We help from the purchase of suitable wheelchairs to medical and legal support, such as having access to the LOAS benefit, intended for people with some type of disability.
The discovery of breast cancer and more sequels
In December 2019, I did some routine exams and received yet another challenge: breast cancer. It was a small lump on the right side, but I had to go through radio and chemotherapy sessions and continue on complementary treatment until 2024.
Months later, in May 2020, I was struck by herpes zoster, a bacterium that lodged in the sick breast. At 68, I started to feel pains that I had never felt before and still accompany me today, although the intensity today is much less. Although she is under control, I have some consequences and to remove the problem for good, I intend to have surgery at the end of the pandemic.
I tried not to fade again and remembered my parents’ advice, that is, to act with will, determination and confidence in my aspirations, and not to shirk my responsibilities in times of adversity.
My family has always supported me unconditionally and gives me a lot of strength. I am currently in the group, via the internet, and also at home. Being active makes me keep my chronic pain in check.
I say that I am a polio survivor and that being alive makes me thankful and able to fight for those who suffer from this disease and need some kind of help, be it in the treatment, which is expensive and long, financial and, mainly, emotional. We need to get over our pains and sequels “.
What is acute anterior polio and post-polio syndrome?
Acute anterior polio occurs when the wild polio virus invades the central nervous system and targets and kills lower motor neurons in the spinal cord, causing motor problems. Post-polio syndrome can be developed by up to 70% of those diagnosed with the first disease. This syndrome usually manifests itself with a minimum window of 15 years after the diagnosis of acute anterior polio, and can cause a series of ailments, such as joint pain, muscle fatigue, cold intolerance and depression.
Since 1960, acute anterior polio is a disease considered to be eradicated and the only prevention is vaccination against the virus. For those who were diagnosed before complete eradication and started to suffer from post-polio syndrome, treatment varies according to the symptoms presented by each patient, such as pain, fatigue and insomnia.
What is herpes zoster?
It is a disease caused by the same chicken pox virus. It lodges near the dorsal cord and does not cause symptoms initially. But when there is a drop in immunity, as in the case of cancer, it can be activated and cause nerve damage. This lesion can cause microinfarctions of the nerve, either temporarily (up to 120 days) or permanently. The main symptom of herpes zoster is a burning sensation, in addition to itching and a stinging or needling in the diseased region.
The most indicated treatments are the use of antidepressant remedies, as they work as analgesics for this specific type of pain, anticonvulsant remedies, lidocaine-based anesthetics and in more severe cases, morphine-based analgesics. If the patient does not respond to any of the traditional treatments, an intervention procedure is recommended to block the pain caused by herpes zoster.

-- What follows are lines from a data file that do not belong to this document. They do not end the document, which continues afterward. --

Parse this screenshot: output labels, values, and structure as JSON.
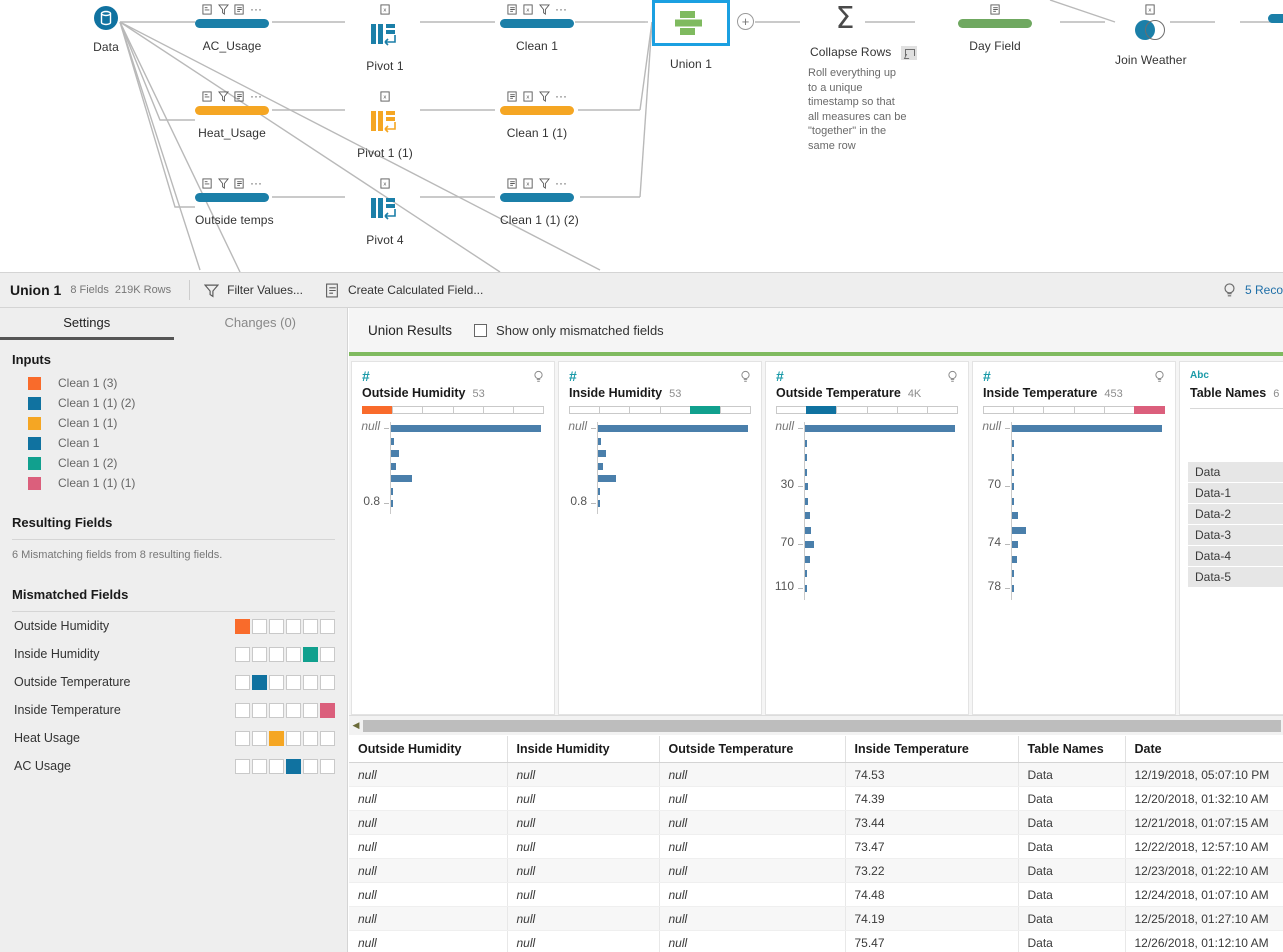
{
  "flow": {
    "source": {
      "label": "Data",
      "icon": "database-icon"
    },
    "steps": [
      {
        "label": "AC_Usage",
        "type": "clean",
        "color": "#1b7fa8",
        "icons": [
          "rename-field-icon",
          "filter-icon",
          "group-values-icon",
          "more-options-icon"
        ]
      },
      {
        "label": "Heat_Usage",
        "type": "clean",
        "color": "#f5a623",
        "icons": [
          "rename-field-icon",
          "filter-icon",
          "group-values-icon",
          "more-options-icon"
        ]
      },
      {
        "label": "Outside temps",
        "type": "clean",
        "color": "#1b7fa8",
        "icons": [
          "rename-field-icon",
          "filter-icon",
          "group-values-icon",
          "more-options-icon"
        ]
      },
      {
        "label": "Pivot 1",
        "type": "pivot",
        "color": "#1b7fa8",
        "icons": [
          "remove-field-icon"
        ]
      },
      {
        "label": "Pivot 1 (1)",
        "type": "pivot",
        "color": "#f5a623",
        "icons": [
          "remove-field-icon"
        ]
      },
      {
        "label": "Pivot 4",
        "type": "pivot",
        "color": "#1b7fa8",
        "icons": [
          "remove-field-icon"
        ]
      },
      {
        "label": "Clean 1",
        "type": "clean",
        "color": "#1b7fa8",
        "icons": [
          "group-values-icon",
          "remove-field-icon",
          "filter-icon",
          "more-options-icon"
        ]
      },
      {
        "label": "Clean 1 (1)",
        "type": "clean",
        "color": "#f5a623",
        "icons": [
          "group-values-icon",
          "remove-field-icon",
          "filter-icon",
          "more-options-icon"
        ]
      },
      {
        "label": "Clean 1 (1) (2)",
        "type": "clean",
        "color": "#1b7fa8",
        "icons": [
          "group-values-icon",
          "remove-field-icon",
          "filter-icon",
          "more-options-icon"
        ]
      },
      {
        "label": "Union 1",
        "type": "union",
        "selected": true
      },
      {
        "label": "Collapse Rows",
        "type": "aggregate",
        "note": "Roll everything up to a unique timestamp so that all measures can be \"together\" in the same row"
      },
      {
        "label": "Day Field",
        "type": "clean",
        "color": "#6fa860",
        "icons": [
          "group-values-icon"
        ]
      },
      {
        "label": "Join Weather",
        "type": "join",
        "icons": [
          "remove-field-icon"
        ]
      }
    ],
    "add_step_label": "+"
  },
  "action_bar": {
    "title": "Union 1",
    "fields": "8 Fields",
    "rows": "219K Rows",
    "filter_values": "Filter Values...",
    "create_calculated_field": "Create Calculated Field...",
    "recommendations": "5 Reco"
  },
  "left_panel": {
    "tabs": [
      {
        "label": "Settings",
        "active": true
      },
      {
        "label": "Changes (0)",
        "active": false
      }
    ],
    "inputs_title": "Inputs",
    "inputs": [
      {
        "label": "Clean 1 (3)",
        "color": "#f96b2b"
      },
      {
        "label": "Clean 1 (1) (2)",
        "color": "#1072a0"
      },
      {
        "label": "Clean 1 (1)",
        "color": "#f5a623"
      },
      {
        "label": "Clean 1",
        "color": "#1072a0"
      },
      {
        "label": "Clean 1 (2)",
        "color": "#11a08e"
      },
      {
        "label": "Clean 1 (1) (1)",
        "color": "#db5f7c"
      }
    ],
    "resulting_fields_title": "Resulting Fields",
    "resulting_fields_note": "6 Mismatching fields from 8 resulting fields.",
    "mismatched_title": "Mismatched Fields",
    "mismatched": [
      {
        "label": "Outside Humidity",
        "cells": [
          1,
          0,
          0,
          0,
          0,
          0
        ],
        "color": "#f96b2b"
      },
      {
        "label": "Inside Humidity",
        "cells": [
          0,
          0,
          0,
          0,
          1,
          0
        ],
        "color": "#11a08e"
      },
      {
        "label": "Outside Temperature",
        "cells": [
          0,
          1,
          0,
          0,
          0,
          0
        ],
        "color": "#1072a0"
      },
      {
        "label": "Inside Temperature",
        "cells": [
          0,
          0,
          0,
          0,
          0,
          1
        ],
        "color": "#db5f7c"
      },
      {
        "label": "Heat Usage",
        "cells": [
          0,
          0,
          1,
          0,
          0,
          0
        ],
        "color": "#f5a623"
      },
      {
        "label": "AC Usage",
        "cells": [
          0,
          0,
          0,
          1,
          0,
          0
        ],
        "color": "#1072a0"
      }
    ]
  },
  "results": {
    "title": "Union Results",
    "show_mismatched_label": "Show only mismatched fields",
    "show_mismatched_checked": false
  },
  "chart_data": [
    {
      "type": "bar",
      "title": "Outside Humidity",
      "field_type": "number",
      "distinct_count": "53",
      "source_segments": [
        1,
        0,
        0,
        0,
        0,
        0
      ],
      "source_segment_color": "#f96b2b",
      "categories": [
        "null",
        "",
        "",
        "",
        "",
        "",
        "0.8"
      ],
      "values": [
        100,
        2,
        5,
        3,
        14,
        1,
        1
      ],
      "tick_labels": {
        "0": "null",
        "6": "0.8"
      },
      "xlabel": "",
      "ylabel": ""
    },
    {
      "type": "bar",
      "title": "Inside Humidity",
      "field_type": "number",
      "distinct_count": "53",
      "source_segments": [
        0,
        0,
        0,
        0,
        1,
        0
      ],
      "source_segment_color": "#11a08e",
      "categories": [
        "null",
        "",
        "",
        "",
        "",
        "",
        "0.8"
      ],
      "values": [
        100,
        2,
        5,
        3,
        12,
        1,
        1
      ],
      "tick_labels": {
        "0": "null",
        "6": "0.8"
      },
      "xlabel": "",
      "ylabel": ""
    },
    {
      "type": "bar",
      "title": "Outside Temperature",
      "field_type": "number",
      "distinct_count": "4K",
      "source_segments": [
        0,
        1,
        0,
        0,
        0,
        0
      ],
      "source_segment_color": "#1072a0",
      "categories": [
        "null",
        "",
        "",
        "",
        "30",
        "",
        "",
        "",
        "70",
        "",
        "",
        "110"
      ],
      "values": [
        100,
        1,
        1,
        1,
        2,
        2,
        3,
        4,
        6,
        3,
        1,
        1
      ],
      "tick_labels": {
        "0": "null",
        "4": "30",
        "8": "70",
        "11": "110"
      },
      "xlabel": "",
      "ylabel": ""
    },
    {
      "type": "bar",
      "title": "Inside Temperature",
      "field_type": "number",
      "distinct_count": "453",
      "source_segments": [
        0,
        0,
        0,
        0,
        0,
        1
      ],
      "source_segment_color": "#db5f7c",
      "categories": [
        "null",
        "",
        "",
        "",
        "70",
        "",
        "",
        "",
        "74",
        "",
        "",
        "78"
      ],
      "values": [
        100,
        1,
        1,
        1,
        1,
        1,
        4,
        9,
        4,
        3,
        1,
        1
      ],
      "tick_labels": {
        "0": "null",
        "4": "70",
        "8": "74",
        "11": "78"
      },
      "xlabel": "",
      "ylabel": ""
    },
    {
      "type": "table",
      "title": "Table Names",
      "field_type": "text",
      "distinct_count": "6",
      "values": [
        "Data",
        "Data-1",
        "Data-2",
        "Data-3",
        "Data-4",
        "Data-5"
      ]
    }
  ],
  "grid": {
    "columns": [
      "Outside Humidity",
      "Inside Humidity",
      "Outside Temperature",
      "Inside Temperature",
      "Table Names",
      "Date"
    ],
    "rows": [
      [
        "null",
        "null",
        "null",
        "74.53",
        "Data",
        "12/19/2018, 05:07:10 PM"
      ],
      [
        "null",
        "null",
        "null",
        "74.39",
        "Data",
        "12/20/2018, 01:32:10 AM"
      ],
      [
        "null",
        "null",
        "null",
        "73.44",
        "Data",
        "12/21/2018, 01:07:15 AM"
      ],
      [
        "null",
        "null",
        "null",
        "73.47",
        "Data",
        "12/22/2018, 12:57:10 AM"
      ],
      [
        "null",
        "null",
        "null",
        "73.22",
        "Data",
        "12/23/2018, 01:22:10 AM"
      ],
      [
        "null",
        "null",
        "null",
        "74.48",
        "Data",
        "12/24/2018, 01:07:10 AM"
      ],
      [
        "null",
        "null",
        "null",
        "74.19",
        "Data",
        "12/25/2018, 01:27:10 AM"
      ],
      [
        "null",
        "null",
        "null",
        "75.47",
        "Data",
        "12/26/2018, 01:12:10 AM"
      ]
    ]
  }
}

Sources: Marco Orsini, PhD in neurology at UFRJ and deputy coordinator of the Department of Neurology of the Fluminense Medical Association and Paulo Renato da Fonseca, specialist in pain clinic and anesthesiologist at Unifesp (Federal University of São Paulo) and president of SBED (Brazilian Society for the Study of Pain).